For making art, that is! I was off almost all of last week and had quite a productive time, which is great considering how much work I have yet to do for my upcoming solo show in February! I thought I would take this opportunity to show you where all my creative activity happens... in the underground studio! (aka The Dungeon aka The Torture Chamber, aka a little room my 1927 bungalow's basement!) While this is not my optimum set-up, admittedly, it is the first time I have had a space in my house where I can totally make a mess and not worry about appearances or kitty safety. I hope eventually to expand and finish this room in my basement I call my studio, but for now I make it work.

And no, I don't get scared at night or anything! It's pretty much all good vibes down there. Sorry for the less-than-great photos -- it's rather dark down there. Yes, I need better lighting. NB: You can click on the photos for bigger versions. :)
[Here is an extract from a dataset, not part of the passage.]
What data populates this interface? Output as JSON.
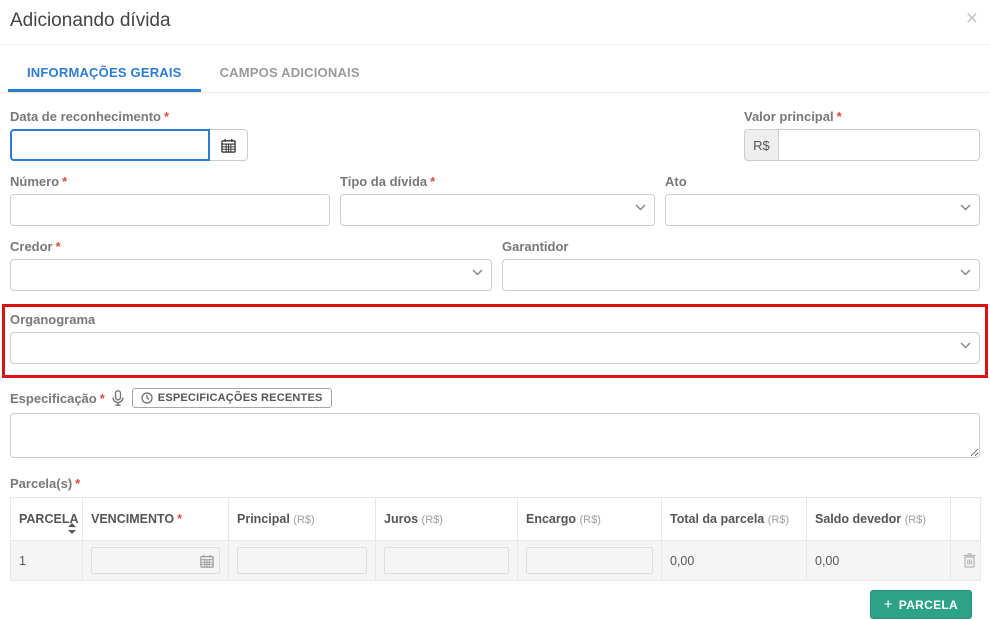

Here is the door to my studio. It's painted a celadon green with an orange square at the latch -- came that way when we bought the house. Someone had an artistic bent, I think.

Here is where all the magic happens, so to speak: my workbench. I like to make my collages and small paintings here, and I am able to just take all my scraps and throw them all over the place, waiting to be discovered.

Little tschochkes and cigar bands galore:

More stuffs:

You can see that I am rather cramped into a tight space, but I do make the most of it. Plus, I really enjoy being surrounded closely by things that visually stimulate and excite me -- keeps the creative juices flowing. It's a great space for making small work, so the one thing I don't like about working down here is that it's going to be hard to work on my larger canvases. I am still trying to figure out how I am going to manage that. But I'll work something out.

Finally, I will leave you with a few shots of my most recent larger painting (though this one is relatively small at 40" x 18").

I'm also excited about a little cat-as-person painting I made for my friend Teri, but I can't share it here until she gets it up in Montreal. It turned out really well and can't wait to see what she thinks of it! In the meantime, here is the painting I did of my cat, Nico, a few months ago, in a similar style:

Well, that's it for today! I hope you have enjoyed my little tour! Tomorrow I'll be back to sharing another awesome artist with you.